  • My daughter can’t wait for the kick-off party.
  • This kick-off event is going to be game-changing.

It can also be an adjective to modify a noun–for example:

It represents the kick-off point for a much-improved business year that will see several other new and facelifted Peugeot models arrive. [Taranaki Daily News] 

When to Use Kick Off

Use the verb when there is an action to be taken. As you see, the separated two words, when combined, means to start something. It’s similar to the phrasal verbs follow up and pick up. You’ll read or hear the words in sporting events and shows–here are some examples of unhyphenated kickoff:

Things kick off with 2001’s MGS2, less a sequel than a postmodern meta-commentary on the game that preceded it. [Guardian]

City officials said as many as 10,000 people attended the event, which was meant to kick off a series of similar demonstrations across the country. [New York Times].

William and Kate kick off their royal tour in this tiny Central American country next week. [Daily Mail]

Other definitions for the verb kick off include:

  • To rid something from one’s body.
  • To remove or eliminate someone from a group.
  • To remove shoes by kicking one’s feet.
  • To disconnect from an online platform. 
  • To die. 

Is Kick Off an Idiom?

Yes. The verb phrase kick off can be an idiom because its meaning is not deducible from the words kick and off. Definitions for kickoff as an idiom can mean to start something. It can also mean to rid something.

Kickoff or Kick Off in Canada

Canadian English follows the American spelling kickoff when referring to the noun or adjective. But the verb form is still kick off like any other English-speaking country.

Summary of Kickoff, Kick-Off, and Kick Off

kickoff vs kick off vs kick off

Now you know the answer to the question, is the closed compound kickoff one word or two? The statistics for kickoff show the most commonly used term is with a space. But here’s a recap:

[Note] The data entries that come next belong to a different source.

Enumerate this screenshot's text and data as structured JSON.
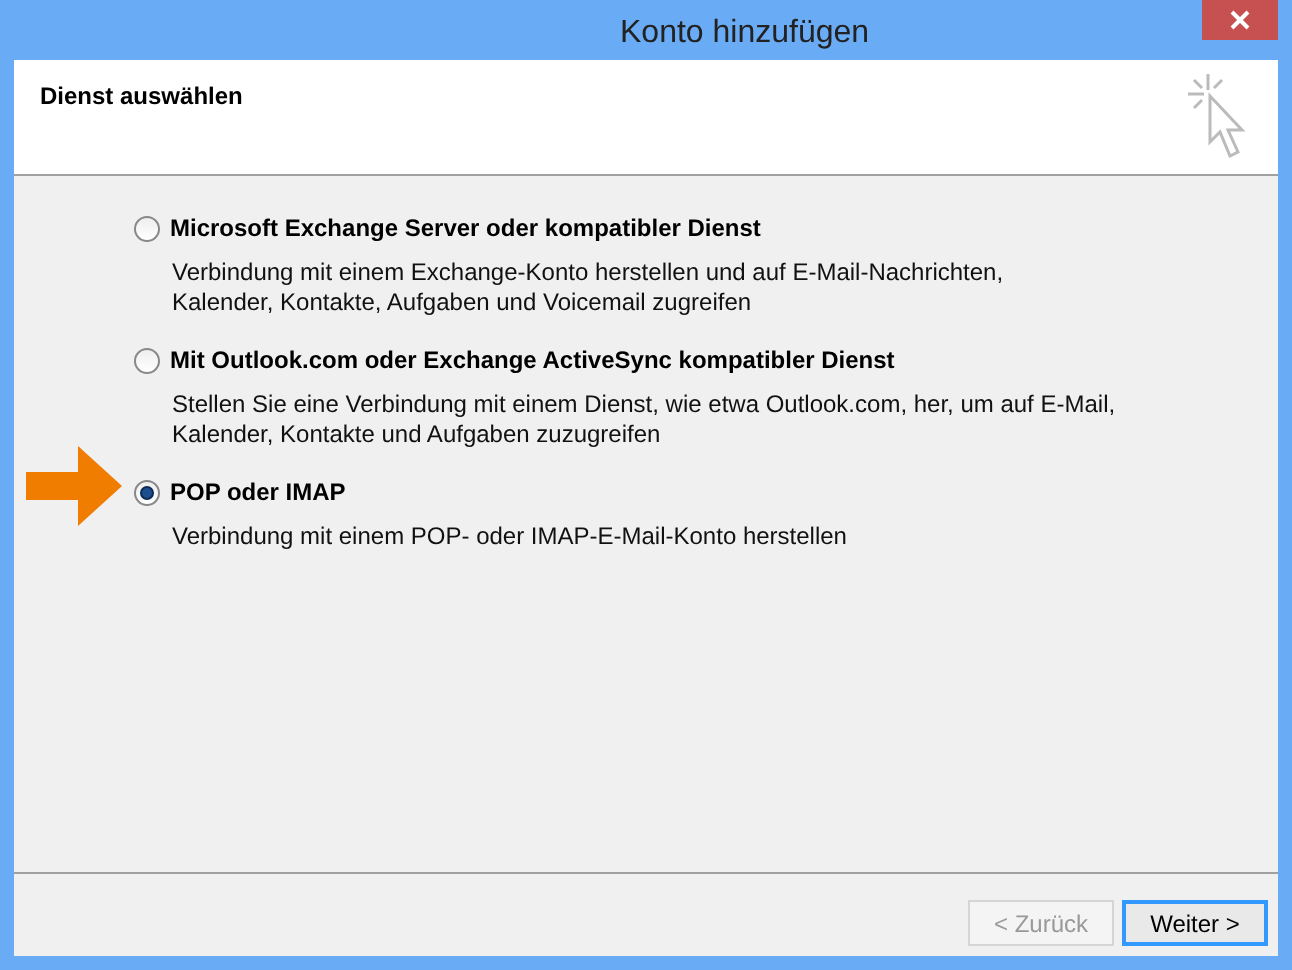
{
  "window": {
    "title": "Konto hinzufügen"
  },
  "header": {
    "title": "Dienst auswählen"
  },
  "options": [
    {
      "label": "Microsoft Exchange Server oder kompatibler Dienst",
      "description_lines": [
        "Verbindung mit einem Exchange-Konto herstellen und auf E-Mail-Nachrichten,",
        "Kalender, Kontakte, Aufgaben und Voicemail zugreifen"
      ],
      "selected": false,
      "pointed": false
    },
    {
      "label": "Mit Outlook.com oder Exchange ActiveSync kompatibler Dienst",
      "description_lines": [
        "Stellen Sie eine Verbindung mit einem Dienst, wie etwa Outlook.com, her, um auf E-Mail,",
        "Kalender, Kontakte und Aufgaben zuzugreifen"
      ],
      "selected": false,
      "pointed": false
    },
    {
      "label": "POP oder IMAP",
      "description_lines": [
        "Verbindung mit einem POP- oder IMAP-E-Mail-Konto herstellen"
      ],
      "selected": true,
      "pointed": true
    }
  ],
  "buttons": [
    {
      "label": "< Zurück",
      "disabled": true,
      "default": false
    },
    {
      "label": "Weiter >",
      "disabled": false,
      "default": true
    }
  ]
}
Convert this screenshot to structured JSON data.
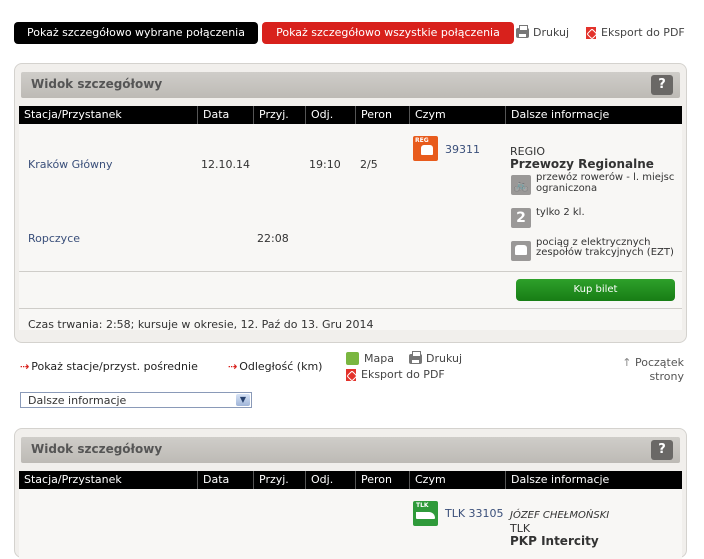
{
  "top": {
    "btn_selected": "Pokaż szczegółowo wybrane połączenia",
    "btn_all": "Pokaż szczegółowo wszystkie połączenia",
    "print": "Drukuj",
    "export_pdf": "Eksport do PDF"
  },
  "colors": {
    "accent_red": "#d8211c",
    "buy_green": "#1f8a1b",
    "header_black": "#000000"
  },
  "panel1": {
    "title": "Widok szczegółowy",
    "help": "?",
    "columns": [
      "Stacja/Przystanek",
      "Data",
      "Przyj.",
      "Odj.",
      "Peron",
      "Czym",
      "Dalsze informacje"
    ],
    "stop_from": {
      "station": "Kraków Główny",
      "date": "12.10.14",
      "dep": "19:10",
      "platform": "2/5"
    },
    "stop_to": {
      "station": "Ropczyce",
      "arr": "22:08"
    },
    "train": {
      "icon": "regio-train-icon",
      "icon_text": "REG",
      "number": "39311"
    },
    "info": {
      "category": "REGIO",
      "operator": "Przewozy Regionalne",
      "feat_bike": "przewóz rowerów - l. miejsc ograniczona",
      "feat_class_num": "2",
      "feat_class": "tylko 2 kl.",
      "feat_ezt": "pociąg z elektrycznych zespołów trakcyjnych (EZT)"
    },
    "buy": "Kup bilet",
    "duration": "Czas trwania: 2:58; kursuje w okresie, 12. Paź do 13. Gru 2014"
  },
  "links": {
    "intermediate": "Pokaż stacje/przyst. pośrednie",
    "distance": "Odległość (km)",
    "map": "Mapa",
    "print": "Drukuj",
    "export_pdf": "Eksport do PDF",
    "top_of_page": "Początek strony",
    "select_value": "Dalsze informacje"
  },
  "panel2": {
    "title": "Widok szczegółowy",
    "help": "?",
    "columns": [
      "Stacja/Przystanek",
      "Data",
      "Przyj.",
      "Odj.",
      "Peron",
      "Czym",
      "Dalsze informacje"
    ],
    "train": {
      "icon": "tlk-train-icon",
      "icon_text": "TLK",
      "number": "TLK 33105"
    },
    "info": {
      "name": "JÓZEF CHEŁMOŃSKI",
      "category": "TLK",
      "operator": "PKP Intercity"
    }
  }
}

  • Use the hyphenated kick-off for the start of something in British spelling.
  • Use kickoff as a noun or an adjective in American and Canadian English.
  • Use kick off as a verb that means to start something.